First of all, Marijuana is a mood-altering drug that affects almost every organ in the body, due to its psychoactive ingredient cannabinol (THC). Cannabinol acts on specific brain receptors, causing possible mood changes, depression, suicidal thinking, memory issues, and disruption to normal learning abilities, and also may produce dependency. THC and other cannabinoids in marijuana are similar to cannabinoids produced by the body. These natural cannabinoids act like neurotransmitters that send chemical messages between nerve cells (neurons) throughout the nervous system, and affect brain areas involved in memory, thinking, concentration, movement, coordination, sensory and time perception, as well as Marijuana’s cannabinoids. The receptors that respond to these cannabinoids also react to THC, which can alter and disrupt normal brain function, including brain control memory creation and attention.

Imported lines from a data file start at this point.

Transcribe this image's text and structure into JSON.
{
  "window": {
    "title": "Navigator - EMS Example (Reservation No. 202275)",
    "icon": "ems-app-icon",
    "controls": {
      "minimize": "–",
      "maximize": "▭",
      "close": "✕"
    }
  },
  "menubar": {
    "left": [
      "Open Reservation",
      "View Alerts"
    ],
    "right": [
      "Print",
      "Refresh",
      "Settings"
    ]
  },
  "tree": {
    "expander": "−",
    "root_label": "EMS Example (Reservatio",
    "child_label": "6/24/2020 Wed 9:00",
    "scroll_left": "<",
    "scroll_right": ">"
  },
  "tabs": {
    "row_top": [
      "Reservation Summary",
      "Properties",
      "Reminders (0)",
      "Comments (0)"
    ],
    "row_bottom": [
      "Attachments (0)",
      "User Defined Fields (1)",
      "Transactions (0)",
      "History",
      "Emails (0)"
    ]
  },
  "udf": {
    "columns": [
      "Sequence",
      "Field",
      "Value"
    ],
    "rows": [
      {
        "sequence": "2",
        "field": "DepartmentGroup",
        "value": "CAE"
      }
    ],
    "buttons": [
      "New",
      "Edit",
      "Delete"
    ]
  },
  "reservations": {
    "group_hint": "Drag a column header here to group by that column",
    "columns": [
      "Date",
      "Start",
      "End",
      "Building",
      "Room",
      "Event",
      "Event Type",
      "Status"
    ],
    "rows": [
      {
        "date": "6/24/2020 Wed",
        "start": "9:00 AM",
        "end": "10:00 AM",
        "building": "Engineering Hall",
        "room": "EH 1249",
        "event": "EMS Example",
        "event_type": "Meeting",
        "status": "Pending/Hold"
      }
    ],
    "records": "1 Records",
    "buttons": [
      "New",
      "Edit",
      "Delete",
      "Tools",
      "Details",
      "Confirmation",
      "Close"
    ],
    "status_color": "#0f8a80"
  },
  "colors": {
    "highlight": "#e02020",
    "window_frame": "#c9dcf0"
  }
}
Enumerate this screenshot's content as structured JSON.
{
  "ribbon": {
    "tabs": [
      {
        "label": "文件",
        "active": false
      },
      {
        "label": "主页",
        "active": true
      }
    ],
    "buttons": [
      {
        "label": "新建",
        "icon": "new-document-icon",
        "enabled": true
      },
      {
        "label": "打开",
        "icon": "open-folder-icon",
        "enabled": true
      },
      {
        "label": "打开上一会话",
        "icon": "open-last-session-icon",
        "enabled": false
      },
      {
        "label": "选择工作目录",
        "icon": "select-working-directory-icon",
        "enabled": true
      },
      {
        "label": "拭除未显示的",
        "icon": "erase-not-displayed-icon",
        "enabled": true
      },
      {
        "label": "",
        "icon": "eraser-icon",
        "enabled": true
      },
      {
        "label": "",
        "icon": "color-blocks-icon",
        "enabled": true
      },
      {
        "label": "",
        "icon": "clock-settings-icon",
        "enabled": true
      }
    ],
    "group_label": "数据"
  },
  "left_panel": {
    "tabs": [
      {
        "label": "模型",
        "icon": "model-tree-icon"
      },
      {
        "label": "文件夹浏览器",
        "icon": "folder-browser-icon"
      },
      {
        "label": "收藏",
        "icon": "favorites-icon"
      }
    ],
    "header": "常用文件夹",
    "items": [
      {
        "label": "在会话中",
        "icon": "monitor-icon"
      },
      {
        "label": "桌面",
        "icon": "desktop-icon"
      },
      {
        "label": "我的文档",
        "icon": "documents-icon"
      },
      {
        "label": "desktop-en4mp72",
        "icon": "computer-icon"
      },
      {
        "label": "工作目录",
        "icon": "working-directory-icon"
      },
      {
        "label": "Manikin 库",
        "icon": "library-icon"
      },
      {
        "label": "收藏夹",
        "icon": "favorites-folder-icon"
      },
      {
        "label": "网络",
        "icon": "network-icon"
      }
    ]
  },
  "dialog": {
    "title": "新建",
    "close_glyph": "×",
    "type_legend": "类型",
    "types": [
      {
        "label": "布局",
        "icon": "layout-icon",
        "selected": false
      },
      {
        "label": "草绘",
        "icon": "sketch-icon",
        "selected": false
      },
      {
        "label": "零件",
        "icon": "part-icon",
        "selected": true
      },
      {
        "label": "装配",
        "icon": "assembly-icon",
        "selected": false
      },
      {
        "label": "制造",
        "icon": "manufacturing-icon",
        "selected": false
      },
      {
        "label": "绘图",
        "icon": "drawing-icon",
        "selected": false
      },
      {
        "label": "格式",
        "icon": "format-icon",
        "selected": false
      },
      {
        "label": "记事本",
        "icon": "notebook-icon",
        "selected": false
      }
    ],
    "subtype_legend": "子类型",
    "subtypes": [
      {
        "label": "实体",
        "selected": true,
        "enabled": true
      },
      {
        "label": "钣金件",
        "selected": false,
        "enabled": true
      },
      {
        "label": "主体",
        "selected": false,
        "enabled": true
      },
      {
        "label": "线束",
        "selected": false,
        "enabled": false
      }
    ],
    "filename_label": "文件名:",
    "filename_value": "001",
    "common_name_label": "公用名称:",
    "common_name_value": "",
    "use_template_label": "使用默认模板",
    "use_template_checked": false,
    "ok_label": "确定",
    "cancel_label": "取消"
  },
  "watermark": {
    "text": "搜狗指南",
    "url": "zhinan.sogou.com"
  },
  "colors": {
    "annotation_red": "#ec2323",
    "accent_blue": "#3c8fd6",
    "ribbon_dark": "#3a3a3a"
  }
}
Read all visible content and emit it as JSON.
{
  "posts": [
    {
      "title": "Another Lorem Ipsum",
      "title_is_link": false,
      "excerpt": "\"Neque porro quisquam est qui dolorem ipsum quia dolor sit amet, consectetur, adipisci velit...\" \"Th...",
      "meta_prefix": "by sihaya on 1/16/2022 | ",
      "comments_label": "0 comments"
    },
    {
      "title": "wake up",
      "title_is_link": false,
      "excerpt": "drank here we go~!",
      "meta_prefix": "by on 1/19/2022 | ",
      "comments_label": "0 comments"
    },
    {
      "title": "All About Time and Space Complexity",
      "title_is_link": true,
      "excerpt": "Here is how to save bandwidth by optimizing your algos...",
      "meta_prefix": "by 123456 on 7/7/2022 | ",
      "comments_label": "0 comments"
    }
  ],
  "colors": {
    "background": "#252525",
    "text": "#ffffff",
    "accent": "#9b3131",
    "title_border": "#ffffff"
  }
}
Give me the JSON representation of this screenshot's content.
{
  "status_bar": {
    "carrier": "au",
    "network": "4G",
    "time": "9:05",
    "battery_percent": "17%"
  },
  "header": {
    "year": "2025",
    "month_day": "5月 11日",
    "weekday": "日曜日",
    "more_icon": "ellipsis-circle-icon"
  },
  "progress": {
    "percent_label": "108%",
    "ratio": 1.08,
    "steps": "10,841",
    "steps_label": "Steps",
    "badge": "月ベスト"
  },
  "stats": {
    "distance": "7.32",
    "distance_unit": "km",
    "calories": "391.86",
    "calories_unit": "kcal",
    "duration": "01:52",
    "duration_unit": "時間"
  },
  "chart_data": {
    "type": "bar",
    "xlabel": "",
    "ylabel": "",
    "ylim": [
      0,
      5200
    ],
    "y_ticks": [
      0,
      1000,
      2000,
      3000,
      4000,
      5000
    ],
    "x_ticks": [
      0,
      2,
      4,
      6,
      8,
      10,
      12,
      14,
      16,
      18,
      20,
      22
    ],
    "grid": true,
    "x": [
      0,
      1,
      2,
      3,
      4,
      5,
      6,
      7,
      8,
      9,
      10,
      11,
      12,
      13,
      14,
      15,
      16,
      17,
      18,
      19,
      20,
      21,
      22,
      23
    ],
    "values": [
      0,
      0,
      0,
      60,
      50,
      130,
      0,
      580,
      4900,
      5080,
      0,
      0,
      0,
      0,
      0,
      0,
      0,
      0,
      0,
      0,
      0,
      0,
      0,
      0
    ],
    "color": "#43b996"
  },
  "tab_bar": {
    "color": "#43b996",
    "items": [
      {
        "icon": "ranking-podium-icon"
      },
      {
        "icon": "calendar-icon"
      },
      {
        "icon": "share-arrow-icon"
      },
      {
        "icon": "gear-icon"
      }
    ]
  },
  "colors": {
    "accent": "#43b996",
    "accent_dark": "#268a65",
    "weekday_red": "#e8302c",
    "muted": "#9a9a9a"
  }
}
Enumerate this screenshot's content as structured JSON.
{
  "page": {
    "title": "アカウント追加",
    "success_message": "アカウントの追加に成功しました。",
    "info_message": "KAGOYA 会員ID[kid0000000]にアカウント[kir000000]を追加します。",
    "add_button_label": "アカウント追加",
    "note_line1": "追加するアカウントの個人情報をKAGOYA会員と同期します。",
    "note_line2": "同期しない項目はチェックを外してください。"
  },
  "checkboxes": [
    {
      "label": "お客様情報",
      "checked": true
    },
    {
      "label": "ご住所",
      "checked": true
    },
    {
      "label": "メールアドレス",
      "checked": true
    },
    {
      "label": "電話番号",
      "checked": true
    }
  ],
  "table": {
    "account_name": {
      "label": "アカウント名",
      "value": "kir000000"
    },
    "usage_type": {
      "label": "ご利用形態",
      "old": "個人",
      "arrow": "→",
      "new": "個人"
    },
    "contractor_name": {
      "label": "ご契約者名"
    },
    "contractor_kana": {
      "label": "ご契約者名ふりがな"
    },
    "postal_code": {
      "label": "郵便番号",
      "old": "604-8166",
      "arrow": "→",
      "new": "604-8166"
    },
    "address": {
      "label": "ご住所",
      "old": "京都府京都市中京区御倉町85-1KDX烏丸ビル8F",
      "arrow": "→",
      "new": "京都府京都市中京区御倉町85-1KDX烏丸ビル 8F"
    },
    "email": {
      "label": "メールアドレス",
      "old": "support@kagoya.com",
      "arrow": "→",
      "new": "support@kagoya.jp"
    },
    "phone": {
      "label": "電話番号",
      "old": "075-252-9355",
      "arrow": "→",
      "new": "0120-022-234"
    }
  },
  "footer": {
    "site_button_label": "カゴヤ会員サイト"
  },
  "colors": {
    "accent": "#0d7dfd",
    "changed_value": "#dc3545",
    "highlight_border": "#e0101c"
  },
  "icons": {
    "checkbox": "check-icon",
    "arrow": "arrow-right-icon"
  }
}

Marijuana contains more than 120 compounds, which have different properties.
However, popularity of using Marijuana for medical purposes, brings the potential risks of cannabis negative health outcomes, particularly affecting the brain. One study, for instance, found that potent cannabis can cause damage to the brain's white matter, which is important in communication between brain cells.
Researchers are concerned about a potential link between cannabis use and instances of psychosis, a condition which causes a person to become unable to distinguish between real and imaginary events.
In a new study, investigators from King's College London (UK), in collaboration with colleagues from other institutions, have been looking to confirm the presence of this link. The researchers have also sought to understand which cannabis users are most likely to experience an episode of psychosis. They find a strong association between drug potency and frequency of use and the risk of psychosis.
Although marijuana may have some benefits, its use could cause health issues for older people with cardiovascular disease, as well.
Some people use the drug recreationally, while some use it to relieve chronic pain and the impact of some mental health issues. However, experts state that there needs to be more research into the effects of marijuana in older people.
A new study finds, people who use marijuana may be three times more likely to die from high blood pressure than non-users of the drug.
The researchers indicate that marijuana use is a greater risk factor for poor cardiovascular health than cigarette smoking. Also, researchers assessed marijuana use might influence the risk of death from hypertension, heart disease, and cerebrovascular disease.
Research on cannabis is really just now ramping up because of legalization and work going forward will play an important role in investigating both the short-term benefits and potential long-term consequences of chronic cannabis use.